So, there’s an obvious gap. But there’s a similar approach from each of the in-state coaches that stems from that coveted group signed in 2008. Collins said that he uses a roster management sheet from Saban, and takes many other tidbits to recruit from a similar perspective.
Collins possesses some differences though as he allows his personality to show in nearly every recruiting encounter. He has a massive social-media presence and likely tweets, retweets and interacts more than any coach in the country. He has been to Europe (which paid off by the way as he signed Sylvain Yondjouen from Belgium) and spends every free moment at the closest Waffle House — maybe there’s a high tolerance for the All-Star Special?
“He does a tremendous job. He’s a bowling ball of energy,” Smart said shortly after Collins was hired at Georgia Tech. “I mean if you hadn’t already noticed, he’s very much a go-getter in recruiting. He enjoys that part of it. He’s also a good football coach, and what he’s been able to do in his career, the places he’s gone, he’s shown that success. I’ve got a lot of respect for Geoff.”

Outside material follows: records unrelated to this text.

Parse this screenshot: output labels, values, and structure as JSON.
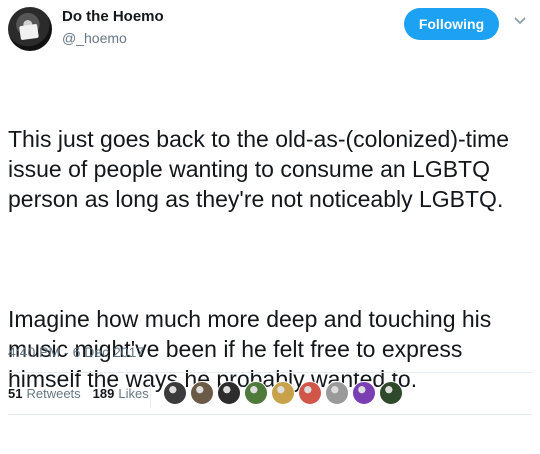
{
  "user": {
    "display_name": "Do the Hoemo",
    "handle": "@_hoemo",
    "follow_label": "Following"
  },
  "tweet": {
    "paragraphs": [
      "This just goes back to the old-as-(colonized)-time issue of people wanting to consume an LGBTQ person as long as they're not noticeably LGBTQ.",
      "Imagine how much more deep and touching his music might've been if he felt free to express himself the ways he probably wanted to."
    ],
    "timestamp": "4:40 PM - 6 Dec 2017"
  },
  "stats": {
    "retweets_count": "51",
    "retweets_label": "Retweets",
    "likes_count": "189",
    "likes_label": "Likes"
  },
  "colors": {
    "accent": "#1da1f2",
    "text": "#14171a",
    "secondary": "#657786",
    "divider": "#e6ecf0"
  },
  "likers": [
    {
      "icon": "liker-avatar-1",
      "color": "#3b3b3b"
    },
    {
      "icon": "liker-avatar-2",
      "color": "#6b5a45"
    },
    {
      "icon": "liker-avatar-3",
      "color": "#2d2d2d"
    },
    {
      "icon": "liker-avatar-4",
      "color": "#4f7a3a"
    },
    {
      "icon": "liker-avatar-5",
      "color": "#c8a24a"
    },
    {
      "icon": "liker-avatar-6",
      "color": "#d0564a"
    },
    {
      "icon": "liker-avatar-7",
      "color": "#9a9a9a"
    },
    {
      "icon": "liker-avatar-8",
      "color": "#7a3fb2"
    },
    {
      "icon": "liker-avatar-9",
      "color": "#2f4a2a"
    }
  ]
}
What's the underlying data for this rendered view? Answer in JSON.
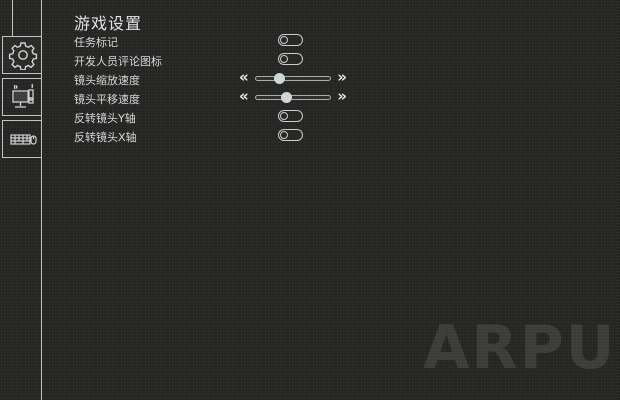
{
  "rail": {
    "tabs": [
      {
        "icon": "gear-icon",
        "active": true
      },
      {
        "icon": "monitor-speaker-icon",
        "active": false
      },
      {
        "icon": "keyboard-mouse-icon",
        "active": false
      }
    ]
  },
  "page": {
    "title": "游戏设置"
  },
  "settings": [
    {
      "label": "任务标记",
      "control": "toggle",
      "on": false
    },
    {
      "label": "开发人员评论图标",
      "control": "toggle",
      "on": false
    },
    {
      "label": "镜头缩放速度",
      "control": "slider",
      "value": 0.32
    },
    {
      "label": "镜头平移速度",
      "control": "slider",
      "value": 0.41
    },
    {
      "label": "反转镜头Y轴",
      "control": "toggle",
      "on": false
    },
    {
      "label": "反转镜头X轴",
      "control": "toggle",
      "on": false
    }
  ],
  "watermark": {
    "text": "ARPUN"
  },
  "colors": {
    "background": "#272725",
    "line": "#bfc3c2",
    "text": "#d4d8d7",
    "thumb": "#cfd6d6"
  }
}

Georgia’s new staff began the same way in December 2015: glitz-and-glamour of helicopter rides, visiting top prospects from across the country and using the pitch of becoming an upper-echelon program. For Georgia, it worked. After one 8-5 season, the Bulldogs are among the nation’s best and are set to compete for national titles in nearly every season.
“(Smart) has a track record, and you can’t deny where he comes from,” Georgia defensive tackle Julian Rochester said. “He has the accolades and knows what he’s doing. You follow along with it.”
While Collins hasn’t seen the results of a top-rated class while Smart has three, there are signs of Georgia Tech reaching the level of its foe in Athens. In the past week, the Yellow Jackets signed Rome four-star running back Jamious Griffin and Miami transfer wide receiver Marquez Ezzard (formerly a four-star out of Stockbridge). Those were both Georgia recruiting targets at one time, and Ezzard was a Bulldogs’ priority. Both programs were in final contention for three-star tight end Brett Seither, and Georgia landed his services.
Georgia Tech’s early success stems from a revived philosophy, which athletic director Todd Stansbury said was a key part in hiring Collins.
“Our brand should be as strong as anywhere in the country, and it’s going to be,” Collins said. “We will evaluate talent and leave no stone unturned. Wherever there’s an elite player, we will actively recruit them.”
Georgia and Georgia Tech will begin a revived rivalry with head coaches determined to be among the best. While they’ll go against each other on a number of occasions (the first on Nov. 30 in Atlanta), their triumphs can be traced back to when they were once together.
“They’re both cut out of the same mold,” Alles said. “... Geoff will take it to the next level. It wouldn’t surprise me if he became as competitive as Alabama or Georgia.”